A second cause of nocturnal pollution is on the part of the soul and the inner man: for instance when it happens to the sleeper on account of some previous thought. For the thought which preceded while he was awake, is sometimes purely speculative, for instance when one thinks about the sins of the flesh for the purpose of discussion; while sometimes it is accompanied by a certain emotion either of concupiscence or of abhorrence. Now nocturnal pollution is more apt to arise from thinking about carnal sins with concupiscence for such pleasures, because this leaves its trace and inclination in the soul, so that the sleeper is more easily led in his imagination to consent to acts productive of pollution. In this sense the Philosopher says (Ethic. i, 13) that "in so far as certain movements in some degree pass" from the waking state to the state of sleep, "the dreams of good men are better than those of any other people": and Augustine says (Gen. ad lit. xii, 15) that "even during sleep, the soul may have conspicuous merit on account of its good disposition." Thus it is evident that nocturnal pollution may be sinful on the part of its cause. on the other hand, it may happen that nocturnal pollution ensues after thoughts about carnal acts, though they were speculative, or accompanied by abhorrence, and then it is not sinful, neither in itself nor in its cause.

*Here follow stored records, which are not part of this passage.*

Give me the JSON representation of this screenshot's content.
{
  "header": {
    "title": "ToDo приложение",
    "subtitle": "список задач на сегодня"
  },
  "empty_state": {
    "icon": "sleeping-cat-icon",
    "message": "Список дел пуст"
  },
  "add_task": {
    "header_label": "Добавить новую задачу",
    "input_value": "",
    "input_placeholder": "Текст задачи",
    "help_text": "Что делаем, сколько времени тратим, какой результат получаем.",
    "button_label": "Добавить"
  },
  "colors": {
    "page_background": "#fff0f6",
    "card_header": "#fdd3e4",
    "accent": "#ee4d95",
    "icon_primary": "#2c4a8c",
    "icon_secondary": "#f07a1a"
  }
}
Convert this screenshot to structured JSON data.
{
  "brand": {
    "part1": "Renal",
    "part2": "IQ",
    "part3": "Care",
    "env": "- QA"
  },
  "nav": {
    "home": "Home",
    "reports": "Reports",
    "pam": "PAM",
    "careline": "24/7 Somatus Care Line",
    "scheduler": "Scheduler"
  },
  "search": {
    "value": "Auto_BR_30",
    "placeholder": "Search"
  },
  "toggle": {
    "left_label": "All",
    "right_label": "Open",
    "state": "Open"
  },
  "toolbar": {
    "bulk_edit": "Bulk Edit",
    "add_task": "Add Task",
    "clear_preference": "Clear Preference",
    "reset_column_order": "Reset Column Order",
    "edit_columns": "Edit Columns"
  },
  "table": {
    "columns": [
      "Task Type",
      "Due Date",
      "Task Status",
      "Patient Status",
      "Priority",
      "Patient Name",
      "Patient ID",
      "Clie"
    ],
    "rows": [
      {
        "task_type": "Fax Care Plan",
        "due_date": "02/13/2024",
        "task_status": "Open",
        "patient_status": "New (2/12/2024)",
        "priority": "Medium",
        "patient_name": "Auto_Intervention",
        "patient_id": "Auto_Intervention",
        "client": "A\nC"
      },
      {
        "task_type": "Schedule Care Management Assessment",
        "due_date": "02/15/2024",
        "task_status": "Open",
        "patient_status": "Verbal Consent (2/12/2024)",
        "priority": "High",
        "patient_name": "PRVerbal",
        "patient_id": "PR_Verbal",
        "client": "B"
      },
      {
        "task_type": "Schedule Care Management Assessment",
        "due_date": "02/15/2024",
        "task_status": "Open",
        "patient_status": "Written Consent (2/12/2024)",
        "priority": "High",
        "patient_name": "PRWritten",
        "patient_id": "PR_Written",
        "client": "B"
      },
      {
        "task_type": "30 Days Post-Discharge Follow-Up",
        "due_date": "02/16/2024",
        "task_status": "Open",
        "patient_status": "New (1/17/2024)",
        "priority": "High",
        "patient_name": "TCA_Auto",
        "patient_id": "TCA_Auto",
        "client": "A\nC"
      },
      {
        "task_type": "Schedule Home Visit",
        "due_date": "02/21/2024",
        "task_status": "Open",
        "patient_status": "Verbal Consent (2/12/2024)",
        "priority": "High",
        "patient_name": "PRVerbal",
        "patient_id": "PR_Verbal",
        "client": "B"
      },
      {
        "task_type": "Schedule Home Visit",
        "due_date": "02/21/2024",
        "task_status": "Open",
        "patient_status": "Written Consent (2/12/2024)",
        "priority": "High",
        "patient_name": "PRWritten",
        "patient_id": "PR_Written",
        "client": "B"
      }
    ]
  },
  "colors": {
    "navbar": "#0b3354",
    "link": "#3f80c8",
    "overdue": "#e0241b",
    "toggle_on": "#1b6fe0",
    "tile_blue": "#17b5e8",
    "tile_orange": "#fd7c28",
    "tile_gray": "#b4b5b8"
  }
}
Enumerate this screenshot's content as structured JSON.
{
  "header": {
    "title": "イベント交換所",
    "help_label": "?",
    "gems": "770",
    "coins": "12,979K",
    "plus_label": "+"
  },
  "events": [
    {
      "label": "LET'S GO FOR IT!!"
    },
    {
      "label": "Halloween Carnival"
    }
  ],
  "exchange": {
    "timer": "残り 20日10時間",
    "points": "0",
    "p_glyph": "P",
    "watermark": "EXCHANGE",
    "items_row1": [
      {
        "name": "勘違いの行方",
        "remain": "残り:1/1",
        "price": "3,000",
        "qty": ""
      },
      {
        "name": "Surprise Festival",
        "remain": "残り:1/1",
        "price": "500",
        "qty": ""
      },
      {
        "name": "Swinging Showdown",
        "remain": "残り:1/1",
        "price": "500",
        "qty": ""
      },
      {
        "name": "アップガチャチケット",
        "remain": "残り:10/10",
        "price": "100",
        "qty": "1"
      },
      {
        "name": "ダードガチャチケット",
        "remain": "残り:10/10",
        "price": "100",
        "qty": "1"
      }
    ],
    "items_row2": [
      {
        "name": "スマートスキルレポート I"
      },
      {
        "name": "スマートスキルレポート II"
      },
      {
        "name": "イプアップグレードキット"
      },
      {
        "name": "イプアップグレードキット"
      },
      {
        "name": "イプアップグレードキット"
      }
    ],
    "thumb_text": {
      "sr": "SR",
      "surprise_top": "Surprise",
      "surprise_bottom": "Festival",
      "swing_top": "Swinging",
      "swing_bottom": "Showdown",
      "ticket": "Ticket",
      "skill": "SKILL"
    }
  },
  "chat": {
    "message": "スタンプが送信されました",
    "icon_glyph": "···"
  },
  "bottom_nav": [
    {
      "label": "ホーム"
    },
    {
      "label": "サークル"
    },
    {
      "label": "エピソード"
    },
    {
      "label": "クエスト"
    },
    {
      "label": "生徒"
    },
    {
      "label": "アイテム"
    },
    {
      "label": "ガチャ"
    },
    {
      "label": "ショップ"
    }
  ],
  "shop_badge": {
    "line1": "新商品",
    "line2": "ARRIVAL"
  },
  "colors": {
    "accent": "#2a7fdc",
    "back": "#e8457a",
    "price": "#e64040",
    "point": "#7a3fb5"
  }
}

The third cause is spiritual and external; for instance when by the work of a devil the sleeper's phantasms are disturbed so as to induce the aforesaid result. Sometimes this is associated with a previous sin, namely the neglect to guard against the wiles of the devil. Hence the words of the hymn at even: "Our enemy repress, that so our bodies no uncleanness know" [*Translation W. K. Blount].
On the other hand, this may occur without any fault on man's part, and through the wickedness of the devil alone. Thus we read in the Collationes Patrum (Coll. xxii, 6) of a man who was ever wont to suffer from nocturnal pollution on festivals, and that the devil brought this about in order to prevent him from receiving Holy Communion. Hence it is manifest that nocturnal pollution is never a sin, but is sometimes the result of a previous sin.
Reply to Objection 1: Solomon did not merit to receive wisdom from God while he was asleep. He received it in token of his previous desire. It is for this reason that his petition is stated to have been pleasing to God (3 Kings 3:10), as Augustine observes (Gen. ad lit. xii, 15).
Reply to Objection 2: The use of reason is more or less hindered in sleep, according as the inner sensitive powers are more or less overcome by sleep, on account of the violence or attenuation of the evaporations. Nevertheless it is always hindered somewhat, so as to be unable to elicit a judgment altogether free, as stated in the FP, Q, A, ad 2. Therefore what it does then is not imputed to it as a sin.
Reply to Objection 3: Reason's apprehension is not hindered during sleep to the same extent as its judgment, for this is accomplished by reason turning to sensible objects, which are the first principles of human thought. Hence nothing hinders man's reason during sleep from apprehending anew something arising out of the traces left by his previous thoughts and phantasms presented to him, or again through Divine revelation, or the interference of a good or bad angel.